▶ [THE PROBLEM]: Make an exact copy of the records below, leaving every image out.

(Stored items from a collection)

======

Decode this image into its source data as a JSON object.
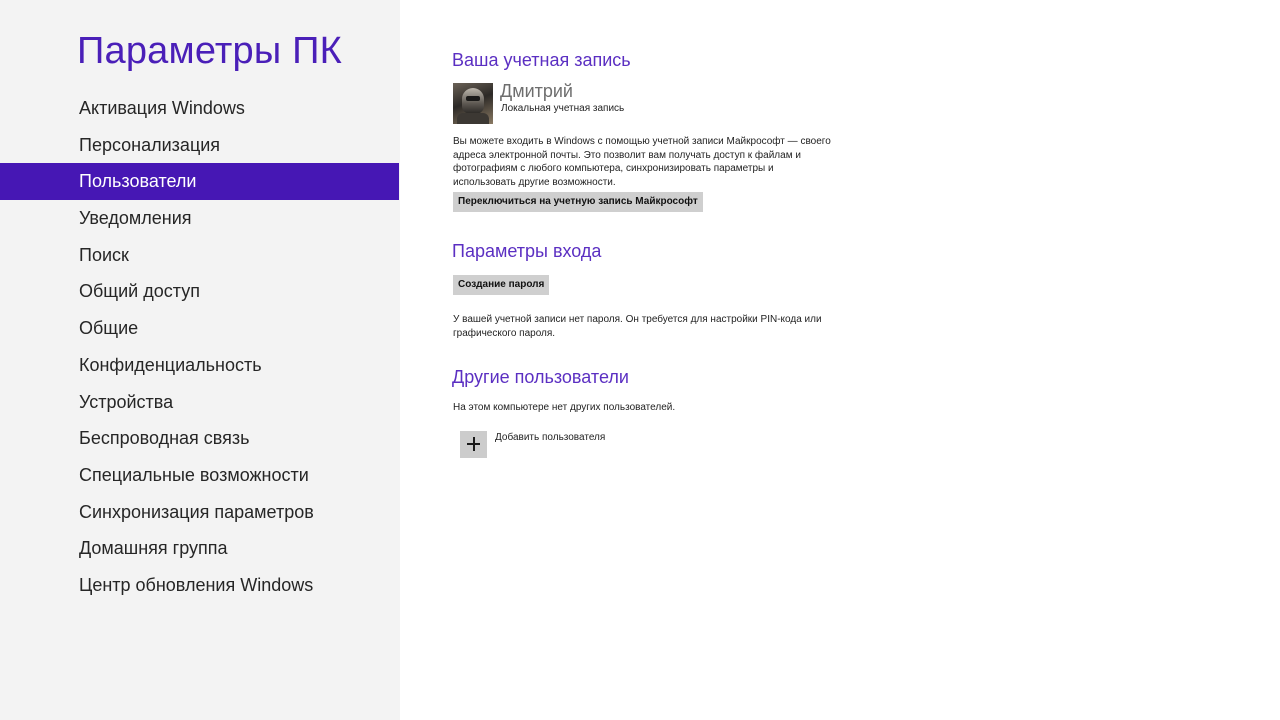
{
  "sidebar": {
    "title": "Параметры ПК",
    "active_color": "#4617b4",
    "items": [
      {
        "label": "Активация Windows"
      },
      {
        "label": "Персонализация"
      },
      {
        "label": "Пользователи",
        "active": true
      },
      {
        "label": "Уведомления"
      },
      {
        "label": "Поиск"
      },
      {
        "label": "Общий доступ"
      },
      {
        "label": "Общие"
      },
      {
        "label": "Конфиденциальность"
      },
      {
        "label": "Устройства"
      },
      {
        "label": "Беспроводная связь"
      },
      {
        "label": "Специальные возможности"
      },
      {
        "label": "Синхронизация параметров"
      },
      {
        "label": "Домашняя группа"
      },
      {
        "label": "Центр обновления Windows"
      }
    ]
  },
  "account": {
    "title": "Ваша учетная запись",
    "user_name": "Дмитрий",
    "account_type": "Локальная учетная запись",
    "avatar_icon": "avatar-picture",
    "description": "Вы можете входить в Windows с помощью учетной записи Майкрософт — своего адреса электронной почты. Это позволит вам получать доступ к файлам и фотографиям с любого компьютера, синхронизировать параметры и использовать другие возможности.",
    "switch_button": "Переключиться на учетную запись Майкрософт"
  },
  "signin": {
    "title": "Параметры входа",
    "create_password_button": "Создание пароля",
    "note": "У вашей учетной записи нет пароля. Он требуется для настройки PIN-кода или графического пароля."
  },
  "other_users": {
    "title": "Другие пользователи",
    "note": "На этом компьютере нет других пользователей.",
    "add_user_label": "Добавить пользователя",
    "add_icon": "plus-icon"
  },
  "colors": {
    "accent": "#4617b4",
    "heading": "#5b2fc2",
    "sidebar_bg": "#f3f3f3",
    "button_bg": "#cfcfcf"
  }
}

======

▶ [TASK RESPONSE]:
Decode this image into its source data as a JSON object.
{
  "sidebar": {
    "title": "Параметры ПК",
    "active_color": "#4617b4",
    "items": [
      {
        "label": "Активация Windows"
      },
      {
        "label": "Персонализация"
      },
      {
        "label": "Пользователи",
        "active": true
      },
      {
        "label": "Уведомления"
      },
      {
        "label": "Поиск"
      },
      {
        "label": "Общий доступ"
      },
      {
        "label": "Общие"
      },
      {
        "label": "Конфиденциальность"
      },
      {
        "label": "Устройства"
      },
      {
        "label": "Беспроводная связь"
      },
      {
        "label": "Специальные возможности"
      },
      {
        "label": "Синхронизация параметров"
      },
      {
        "label": "Домашняя группа"
      },
      {
        "label": "Центр обновления Windows"
      }
    ]
  },
  "account": {
    "title": "Ваша учетная запись",
    "user_name": "Дмитрий",
    "account_type": "Локальная учетная запись",
    "avatar_icon": "avatar-picture",
    "description": "Вы можете входить в Windows с помощью учетной записи Майкрософт — своего адреса электронной почты. Это позволит вам получать доступ к файлам и фотографиям с любого компьютера, синхронизировать параметры и использовать другие возможности.",
    "switch_button": "Переключиться на учетную запись Майкрософт"
  },
  "signin": {
    "title": "Параметры входа",
    "create_password_button": "Создание пароля",
    "note": "У вашей учетной записи нет пароля. Он требуется для настройки PIN-кода или графического пароля."
  },
  "other_users": {
    "title": "Другие пользователи",
    "note": "На этом компьютере нет других пользователей.",
    "add_user_label": "Добавить пользователя",
    "add_icon": "plus-icon"
  },
  "colors": {
    "accent": "#4617b4",
    "heading": "#5b2fc2",
    "sidebar_bg": "#f3f3f3",
    "button_bg": "#cfcfcf"
  }
}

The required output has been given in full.